MATERIALS PROVIDED Block Start

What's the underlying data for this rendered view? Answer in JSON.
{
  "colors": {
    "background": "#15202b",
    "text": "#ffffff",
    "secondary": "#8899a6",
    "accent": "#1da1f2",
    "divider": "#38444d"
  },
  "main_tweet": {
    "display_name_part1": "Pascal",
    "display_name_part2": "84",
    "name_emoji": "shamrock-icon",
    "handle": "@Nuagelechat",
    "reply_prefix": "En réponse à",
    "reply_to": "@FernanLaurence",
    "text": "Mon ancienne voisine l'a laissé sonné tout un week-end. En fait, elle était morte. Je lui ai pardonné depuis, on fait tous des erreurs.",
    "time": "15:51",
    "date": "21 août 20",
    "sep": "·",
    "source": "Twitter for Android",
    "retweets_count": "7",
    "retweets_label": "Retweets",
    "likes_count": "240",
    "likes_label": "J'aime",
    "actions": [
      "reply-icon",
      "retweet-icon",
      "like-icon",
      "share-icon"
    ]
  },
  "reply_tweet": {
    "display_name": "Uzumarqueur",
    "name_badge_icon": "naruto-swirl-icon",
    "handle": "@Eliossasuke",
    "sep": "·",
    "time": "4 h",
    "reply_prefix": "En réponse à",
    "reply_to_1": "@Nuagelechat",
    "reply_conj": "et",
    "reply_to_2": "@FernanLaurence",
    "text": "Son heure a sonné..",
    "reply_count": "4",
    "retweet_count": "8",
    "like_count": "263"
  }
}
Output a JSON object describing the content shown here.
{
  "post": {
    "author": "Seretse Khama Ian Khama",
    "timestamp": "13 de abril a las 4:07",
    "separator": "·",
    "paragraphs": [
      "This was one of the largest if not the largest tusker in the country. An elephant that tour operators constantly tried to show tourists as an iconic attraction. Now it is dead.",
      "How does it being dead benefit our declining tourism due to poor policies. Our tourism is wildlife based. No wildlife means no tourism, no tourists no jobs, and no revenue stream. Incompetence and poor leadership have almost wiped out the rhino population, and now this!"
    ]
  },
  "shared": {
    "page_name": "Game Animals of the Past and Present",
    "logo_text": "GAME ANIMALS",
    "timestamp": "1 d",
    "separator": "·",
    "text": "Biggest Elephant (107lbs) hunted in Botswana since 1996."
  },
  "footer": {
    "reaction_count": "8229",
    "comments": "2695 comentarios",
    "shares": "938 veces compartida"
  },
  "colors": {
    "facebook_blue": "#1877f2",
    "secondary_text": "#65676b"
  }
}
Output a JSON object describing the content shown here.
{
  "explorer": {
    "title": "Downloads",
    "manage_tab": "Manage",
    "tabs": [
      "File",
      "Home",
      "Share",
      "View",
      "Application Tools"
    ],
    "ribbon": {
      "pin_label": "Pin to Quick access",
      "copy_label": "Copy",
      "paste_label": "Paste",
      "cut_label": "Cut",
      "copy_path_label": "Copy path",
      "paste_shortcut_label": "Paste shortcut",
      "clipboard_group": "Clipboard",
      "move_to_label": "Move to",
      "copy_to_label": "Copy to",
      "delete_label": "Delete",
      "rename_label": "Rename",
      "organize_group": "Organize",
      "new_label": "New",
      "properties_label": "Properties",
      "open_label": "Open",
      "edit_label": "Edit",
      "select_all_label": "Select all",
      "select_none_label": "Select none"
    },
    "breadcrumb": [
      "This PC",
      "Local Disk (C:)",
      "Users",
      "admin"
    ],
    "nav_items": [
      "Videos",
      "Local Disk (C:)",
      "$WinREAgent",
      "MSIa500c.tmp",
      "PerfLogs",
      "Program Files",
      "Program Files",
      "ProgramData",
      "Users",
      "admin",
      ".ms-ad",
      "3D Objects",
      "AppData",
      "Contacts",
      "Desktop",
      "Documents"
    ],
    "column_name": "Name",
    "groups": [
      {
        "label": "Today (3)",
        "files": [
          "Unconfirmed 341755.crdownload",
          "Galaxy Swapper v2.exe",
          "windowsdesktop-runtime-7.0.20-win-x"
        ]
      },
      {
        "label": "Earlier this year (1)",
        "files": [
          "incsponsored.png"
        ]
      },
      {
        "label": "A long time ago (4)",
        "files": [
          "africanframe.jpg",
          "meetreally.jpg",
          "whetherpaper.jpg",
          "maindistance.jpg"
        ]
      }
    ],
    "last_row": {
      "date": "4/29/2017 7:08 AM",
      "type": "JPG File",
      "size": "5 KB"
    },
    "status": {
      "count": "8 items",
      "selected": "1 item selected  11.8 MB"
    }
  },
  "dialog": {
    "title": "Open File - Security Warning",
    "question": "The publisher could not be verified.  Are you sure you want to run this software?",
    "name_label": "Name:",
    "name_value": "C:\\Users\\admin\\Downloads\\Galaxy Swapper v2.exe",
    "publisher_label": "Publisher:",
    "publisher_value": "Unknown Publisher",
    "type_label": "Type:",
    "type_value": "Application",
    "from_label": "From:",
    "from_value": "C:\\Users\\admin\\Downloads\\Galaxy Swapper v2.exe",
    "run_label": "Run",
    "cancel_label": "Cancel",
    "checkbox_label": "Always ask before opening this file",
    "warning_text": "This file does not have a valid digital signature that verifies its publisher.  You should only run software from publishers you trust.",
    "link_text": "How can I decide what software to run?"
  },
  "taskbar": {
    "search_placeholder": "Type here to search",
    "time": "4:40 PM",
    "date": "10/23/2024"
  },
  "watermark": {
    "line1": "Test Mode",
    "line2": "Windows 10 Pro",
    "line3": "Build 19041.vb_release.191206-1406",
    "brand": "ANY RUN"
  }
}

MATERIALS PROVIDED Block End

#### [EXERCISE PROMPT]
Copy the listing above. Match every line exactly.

#### [TASK RESPONSE]
What's the underlying data for this rendered view? Answer in JSON.
{
  "colors": {
    "background": "#15202b",
    "text": "#ffffff",
    "secondary": "#8899a6",
    "accent": "#1da1f2",
    "divider": "#38444d"
  },
  "main_tweet": {
    "display_name_part1": "Pascal",
    "display_name_part2": "84",
    "name_emoji": "shamrock-icon",
    "handle": "@Nuagelechat",
    "reply_prefix": "En réponse à",
    "reply_to": "@FernanLaurence",
    "text": "Mon ancienne voisine l'a laissé sonné tout un week-end. En fait, elle était morte. Je lui ai pardonné depuis, on fait tous des erreurs.",
    "time": "15:51",
    "date": "21 août 20",
    "sep": "·",
    "source": "Twitter for Android",
    "retweets_count": "7",
    "retweets_label": "Retweets",
    "likes_count": "240",
    "likes_label": "J'aime",
    "actions": [
      "reply-icon",
      "retweet-icon",
      "like-icon",
      "share-icon"
    ]
  },
  "reply_tweet": {
    "display_name": "Uzumarqueur",
    "name_badge_icon": "naruto-swirl-icon",
    "handle": "@Eliossasuke",
    "sep": "·",
    "time": "4 h",
    "reply_prefix": "En réponse à",
    "reply_to_1": "@Nuagelechat",
    "reply_conj": "et",
    "reply_to_2": "@FernanLaurence",
    "text": "Son heure a sonné..",
    "reply_count": "4",
    "retweet_count": "8",
    "like_count": "263"
  }
}
Output a JSON object describing the content shown here.
{
  "post": {
    "author": "Seretse Khama Ian Khama",
    "timestamp": "13 de abril a las 4:07",
    "separator": "·",
    "paragraphs": [
      "This was one of the largest if not the largest tusker in the country. An elephant that tour operators constantly tried to show tourists as an iconic attraction. Now it is dead.",
      "How does it being dead benefit our declining tourism due to poor policies. Our tourism is wildlife based. No wildlife means no tourism, no tourists no jobs, and no revenue stream. Incompetence and poor leadership have almost wiped out the rhino population, and now this!"
    ]
  },
  "shared": {
    "page_name": "Game Animals of the Past and Present",
    "logo_text": "GAME ANIMALS",
    "timestamp": "1 d",
    "separator": "·",
    "text": "Biggest Elephant (107lbs) hunted in Botswana since 1996."
  },
  "footer": {
    "reaction_count": "8229",
    "comments": "2695 comentarios",
    "shares": "938 veces compartida"
  },
  "colors": {
    "facebook_blue": "#1877f2",
    "secondary_text": "#65676b"
  }
}
Output a JSON object describing the content shown here.
{
  "explorer": {
    "title": "Downloads",
    "manage_tab": "Manage",
    "tabs": [
      "File",
      "Home",
      "Share",
      "View",
      "Application Tools"
    ],
    "ribbon": {
      "pin_label": "Pin to Quick access",
      "copy_label": "Copy",
      "paste_label": "Paste",
      "cut_label": "Cut",
      "copy_path_label": "Copy path",
      "paste_shortcut_label": "Paste shortcut",
      "clipboard_group": "Clipboard",
      "move_to_label": "Move to",
      "copy_to_label": "Copy to",
      "delete_label": "Delete",
      "rename_label": "Rename",
      "organize_group": "Organize",
      "new_label": "New",
      "properties_label": "Properties",
      "open_label": "Open",
      "edit_label": "Edit",
      "select_all_label": "Select all",
      "select_none_label": "Select none"
    },
    "breadcrumb": [
      "This PC",
      "Local Disk (C:)",
      "Users",
      "admin"
    ],
    "nav_items": [
      "Videos",
      "Local Disk (C:)",
      "$WinREAgent",
      "MSIa500c.tmp",
      "PerfLogs",
      "Program Files",
      "Program Files",
      "ProgramData",
      "Users",
      "admin",
      ".ms-ad",
      "3D Objects",
      "AppData",
      "Contacts",
      "Desktop",
      "Documents"
    ],
    "column_name": "Name",
    "groups": [
      {
        "label": "Today (3)",
        "files": [
          "Unconfirmed 341755.crdownload",
          "Galaxy Swapper v2.exe",
          "windowsdesktop-runtime-7.0.20-win-x"
        ]
      },
      {
        "label": "Earlier this year (1)",
        "files": [
          "incsponsored.png"
        ]
      },
      {
        "label": "A long time ago (4)",
        "files": [
          "africanframe.jpg",
          "meetreally.jpg",
          "whetherpaper.jpg",
          "maindistance.jpg"
        ]
      }
    ],
    "last_row": {
      "date": "4/29/2017 7:08 AM",
      "type": "JPG File",
      "size": "5 KB"
    },
    "status": {
      "count": "8 items",
      "selected": "1 item selected  11.8 MB"
    }
  },
  "dialog": {
    "title": "Open File - Security Warning",
    "question": "The publisher could not be verified.  Are you sure you want to run this software?",
    "name_label": "Name:",
    "name_value": "C:\\Users\\admin\\Downloads\\Galaxy Swapper v2.exe",
    "publisher_label": "Publisher:",
    "publisher_value": "Unknown Publisher",
    "type_label": "Type:",
    "type_value": "Application",
    "from_label": "From:",
    "from_value": "C:\\Users\\admin\\Downloads\\Galaxy Swapper v2.exe",
    "run_label": "Run",
    "cancel_label": "Cancel",
    "checkbox_label": "Always ask before opening this file",
    "warning_text": "This file does not have a valid digital signature that verifies its publisher.  You should only run software from publishers you trust.",
    "link_text": "How can I decide what software to run?"
  },
  "taskbar": {
    "search_placeholder": "Type here to search",
    "time": "4:40 PM",
    "date": "10/23/2024"
  },
  "watermark": {
    "line1": "Test Mode",
    "line2": "Windows 10 Pro",
    "line3": "Build 19041.vb_release.191206-1406",
    "brand": "ANY RUN"
  }
}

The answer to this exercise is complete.